It’s been a summer of catastrophic weather events that have devastated the globe: record setting heat waves in Europe, China and the U.S. and the most severe fire season Canada has ever seen — Alberta, Nova Scotia, Quebec, the Northwest Territories and B.C. being the worst hit.
These events are a tragic reminder of why we need strong climate policies. The Energy Action Framework announced by Premier David Eby in March plugged a hole in B.C.’s climate plan by committing to developing a policy to drive down oil and gas emissions to meet the 2030 target and developing a requirement for new liquefied natural gas (LNG) facilities to be net-zero by 2030.
It also signalled a recognition that the province needs more electricity to meet its climate goals and a pivot to attracting investment in the clean economy instead of LNG.
LNG development is the biggest threat to B.C.’s climate targets, and the government was right to announce a policy to ensure the sector would do its fair share.
Since the announcement, B.C. has set up a B.C. Hydro task force to accelerate the electrification of B.C.’s buildings, vehicles, and industries and established the Clean Energy and Major Projects office to fast-track investment in clean energy projects.
The province is working on a new industrial carbon pricing system, a cap on oil and gas emissions, new regulations on oil and gas methane emissions, and a legislated net-zero target. To achieve net-zero, LNG terminals will need to be fully electrified. LNG Canada Phase 1 will only be partly electric, while Woodfibre will be fully electric. All the other remaining projects have committed to going electric, but the question remains as to where the electricity will come from, and who will pay for the transmission lines. These terminals will require new gas production in the Montney area, much of which will also need to be electrified for B.C. to have a change at meeting its climate targets.

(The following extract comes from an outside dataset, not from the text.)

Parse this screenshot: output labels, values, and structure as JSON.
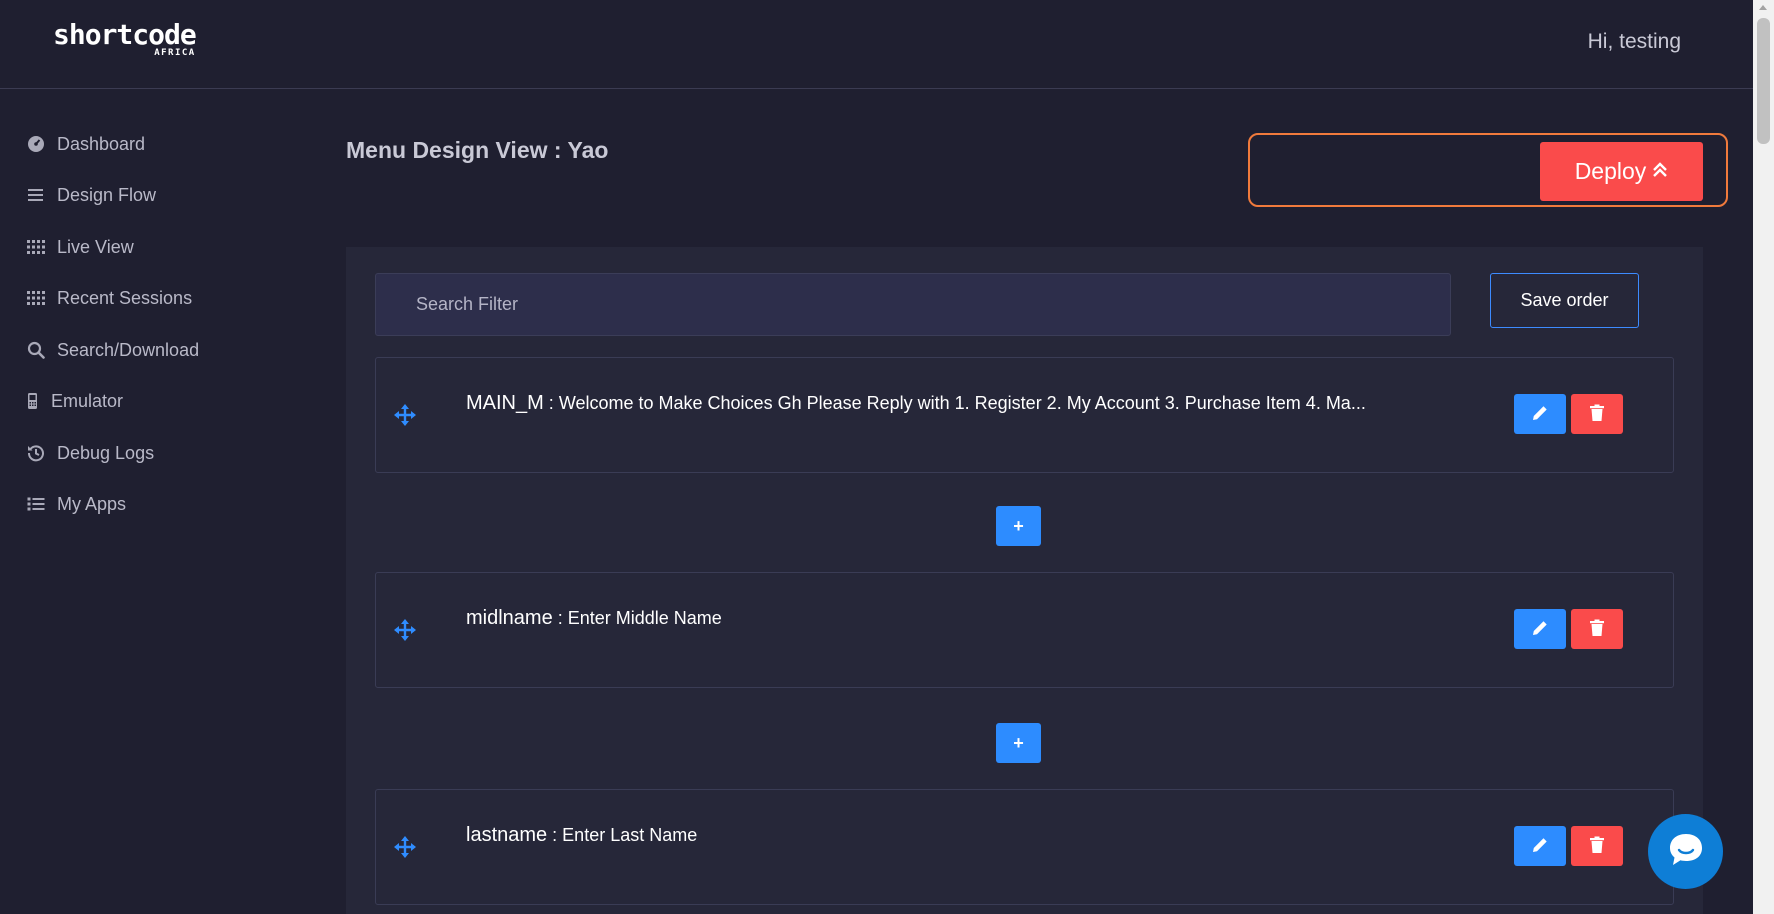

The proposed industrial carbon pricing system, oil and gas emissions cap, and net-zero requirement by 2030 for new LNG and accountability rules are the most ambitious policies of their kind in the country. The government has committed to developing many of these in the next six months, an ambitious timeline.
B.C. has been less ambitious with its proposed methane rules, which are weaker than what the federal government and the U.S. Environmental Protection Agency have proposed.
One question that remains is the direction of B.C.’s broader economic strategy. As others have pointed out, the recently announced Regional Resource and Energy Table indicates the province is headed in the right direction focusing on advancing clean energy projects.
But a large and powerful LNG lobby remains. The province will soon have two LNG terminals — LNG Canada Phase 1 and Woodfibre — and the B.C. government will face intense pressure to reverse decisions that prioritize investments in growing a clean energy economy and instead allocate electricity to expanding LNG production.
There is a clear global consensus and momentum in shifting away from fossil fuels toward clean energy. Most credible agencies, including BP, Equinor and the International Energy Agency, agree that if the world continues at its current pace of climate action, we will need less natural gas and more clean energy. The IEA says that in every scenario, except for a detour away from the current path of decarbonization, the world already has enough LNG projects.
Premier Eby has chosen to prioritize investments in clean energy projects to feed a growing global appetite for wind, solar, critical minerals, clean hydrogen and other key components of the energy transition. He should aspire to help other countries follow B.C.’s lead and invest in exporting products the world will need more of — clean energy.
If B.C. can keep the ambition it has shown so far, it will create a prosperous clean energy economy, instead of increasing reliance on LNG — a risky bet in a world that is moving away from fossil fuels.
Jan Gorski is director of the oil and gas program at the Pembina Institute.
Bookmark our website and support our journalism: Don’t miss the news you need to know — add VancouverSun.com and TheProvince.com to your bookmarks and sign up for our newsletters here.
You can also support our journalism by becoming a digital subscriber: For just $14 a month, you can get unlimited, ad-lite access to The Vancouver Sun, The Province, National Post and 13 other Canadian news sites. Support us by subscribing today: The Vancouver Sun | The Province.